Reading Rupi Kaur’s second book as an older person than I was three years ago, when I read her first, I couldn’t help but wonder how much of her gift is linked to reading her at the right moment in one’s life. Her words then were about learning to mistrust the wrong kind of men, about relearning that one’s body is one’s own, and about bringing gentle and necessary perspective to how we view relationships and self-worth as young women. In the aftermath of a relationship, I found resonance and clarity in some of her poems.

In this one, titled To Fathers of Daughters, she summarised a reality that is true for many South Asian children who are taught anger is justified as long as it stems from love. In another one titled If You Want to Know What Kind of Man He Is, she warned of men who speak of women behind their back in a malicious way.

Young girls and women commented on Kaur’s Instagram posts, tagging other female friends, with messages such as “we were just talking about this” and “she literally speaks my mind”. They propelled her to unprecedented fame for a poet because she was saying the words they were thinking but more succinctly. It was real talk for an age where sparse text and simple illustrations appealed to those who didn’t want to be talked at, but could listen if the message was short and clear.

Kaur’s illustrations of body hair as flowers growing on a curvy body are a different, less obvious way of combating body hair shaming than similar art by another Instagram sensation, Ayqa Khan. Her embedding of text in the space between a woman’s legs allowed for an uncomfortable conversation to be shared in a non-graphic way. Kaur was uniquely successful for paring down her poems to the bare minimum. The criticisms of laziness and hubris were dulled by the visible impact her work had.

There is a little blushing involved when I recall that some of her poems once held true for me, but that’s almost completely attributable to the shaming of her work as rudimentary or un-intelligent, which is a difficult argument to wage once one looks closely enough at her writing, her readership, and her impact.

Less of everything

Her second book, The Sun And Her Flowers, is a paler offering than her first. The poems feel less inspired, less edited and less realised. The lines that speak female truths, a key draw of Kaur’s poetry, are few and far between. The sparseness has given way to uncontained stream of consciousness. In the latter form, Kaur’s message doesn’t hold up as well. The cracks are evident. The first section is almost entirely without her characteristic engagement with larger social realities.

In one poem, the therapist doesn’t cut it in Kaur’s world. A familiar image of a therapist in a straight-backed chair, and an empty chaise lounge (where a patient can supposedly lie down) accompany the poem. This common image wildly misrepresents the process of therapy. This seems a puzzling choice for Kaur, whose writing is rooted in the pursuit of mental health. She sits herself back down on the couch when she has the urge to leave by reminding herself of the financial cost of the session. This manoeuvre is one more dismissal of a step which is key to the recovery of mental health in many young people.

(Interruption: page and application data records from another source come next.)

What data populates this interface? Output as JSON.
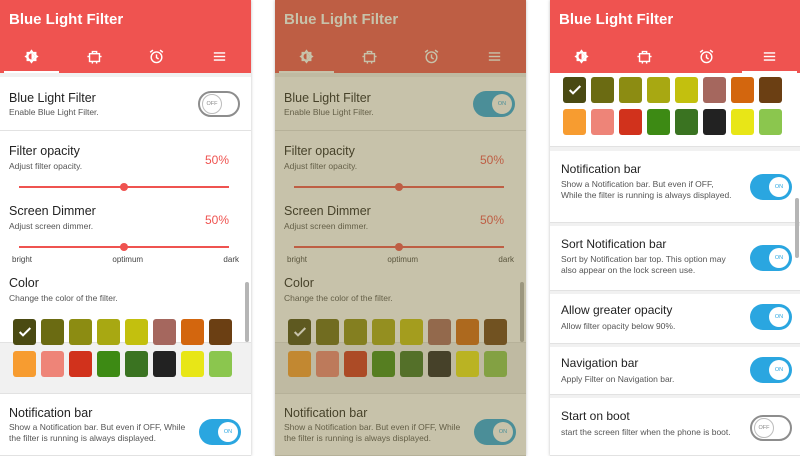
{
  "app": {
    "title": "Blue Light Filter"
  },
  "tabs": [
    {
      "icon": "brightness-icon"
    },
    {
      "icon": "shop-icon"
    },
    {
      "icon": "alarm-clock-icon"
    },
    {
      "icon": "menu-icon"
    }
  ],
  "settings": {
    "blue_light": {
      "title": "Blue Light Filter",
      "desc": "Enable Blue Light Filter.",
      "off_label": "OFF",
      "on_label": "ON"
    },
    "filter_opacity": {
      "title": "Filter opacity",
      "desc": "Adjust filter opacity.",
      "value": "50%",
      "level": 0.5
    },
    "screen_dimmer": {
      "title": "Screen Dimmer",
      "desc": "Adjust screen dimmer.",
      "value": "50%",
      "level": 0.5,
      "labels": [
        "bright",
        "optimum",
        "dark"
      ]
    },
    "color": {
      "title": "Color",
      "desc": "Change the color of the filter."
    },
    "notification_bar": {
      "title": "Notification bar",
      "desc": "Show a Notification bar. But even if OFF, While the filter is running is always displayed.",
      "state": "ON"
    },
    "sort_notification": {
      "title": "Sort Notification bar",
      "desc": "Sort by Notification bar top. This option may also appear on the lock screen use.",
      "state": "ON"
    },
    "greater_opacity": {
      "title": "Allow greater opacity",
      "desc": "Allow filter opacity below 90%.",
      "state": "ON"
    },
    "navigation_bar": {
      "title": "Navigation bar",
      "desc": "Apply Filter on Navigation bar.",
      "state": "ON"
    },
    "start_on_boot": {
      "title": "Start on boot",
      "desc": "start the screen filter when the phone is boot.",
      "state": "OFF"
    }
  },
  "colors": [
    "#4a4a12",
    "#6b6b12",
    "#8c8c12",
    "#a8a812",
    "#c3c00e",
    "#a5675e",
    "#d3660e",
    "#6b3f13",
    "#f79c30",
    "#ee8478",
    "#d1321c",
    "#3d8a14",
    "#3a7321",
    "#222222",
    "#e8e617",
    "#8bc64e"
  ],
  "theme": {
    "primary": "#ef5350",
    "accent": "#2aa6e0"
  }
}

The narrative is devised as five sections that chart the course of a flower’s life as “wilting”, “falling”, “rooting”, “rising” and “blooming”. The third section, “rooting”, is centred on Kaur’s mother, who is an immigrant, a refugee and a homesick parent. This section is the first one where an obvious progression in Kaur’s themes is visible. The centring of her mother grounds the poems with their specific, unmistakeable details. With this grounding there emerge boundaries between the different pieces – in the first two parts, the poems tended to blur into each other.

The mirror

This is followed by “rising”, which explores a new, gentle relationship. One of Kaur’s strengths is her words and her illustrations speak directly of the body and its traumas and desires. Whether it is a drawing of feet arched in orgasm or of a woman pleasuring herself, Kaur is creating erotic literature in which young women can see themselves. The section closes with one of Kaur’s most popular poems which says in the end, “if we can’t learn to be kind to each other, how will/ we learn to be kind to the most desperate/ part of ourselves.”

The final section, “blooming”, varies widely in the themes it tackles. The idea of freedom, as one handed down to her by her father, by herself and by other women, ties together the last stretch of her journey. There’s a firmness to the statements where heartache and exuberance used to be. There’s a sense of having learned and being able to share lessons with other women in these poems. In Pace Yourself, she writes:

“the road to changing the world
is never ending”

In Medicine, she writes:

“we need more love
not from men
but from ourselves
and each other”

There are places where one wishes an editor had culled away the rambling and the repetition. There are moments where one can’t help but ask if we haven’t heard Kaur or someone else say that before. But all in all, it is a book that’s accessible to anyone. It can even be moving if you’re receptive to wisdom small enough to fit inside a fortune cookie. Kaur has surmounted extreme fame and consistent criticism to deliver a second, slightly flawed book. In the third, one can only hope she will soothe and surprise in equal measure.

The Sun And Her Flowers, Rupi Kaur, Simon & Schuster.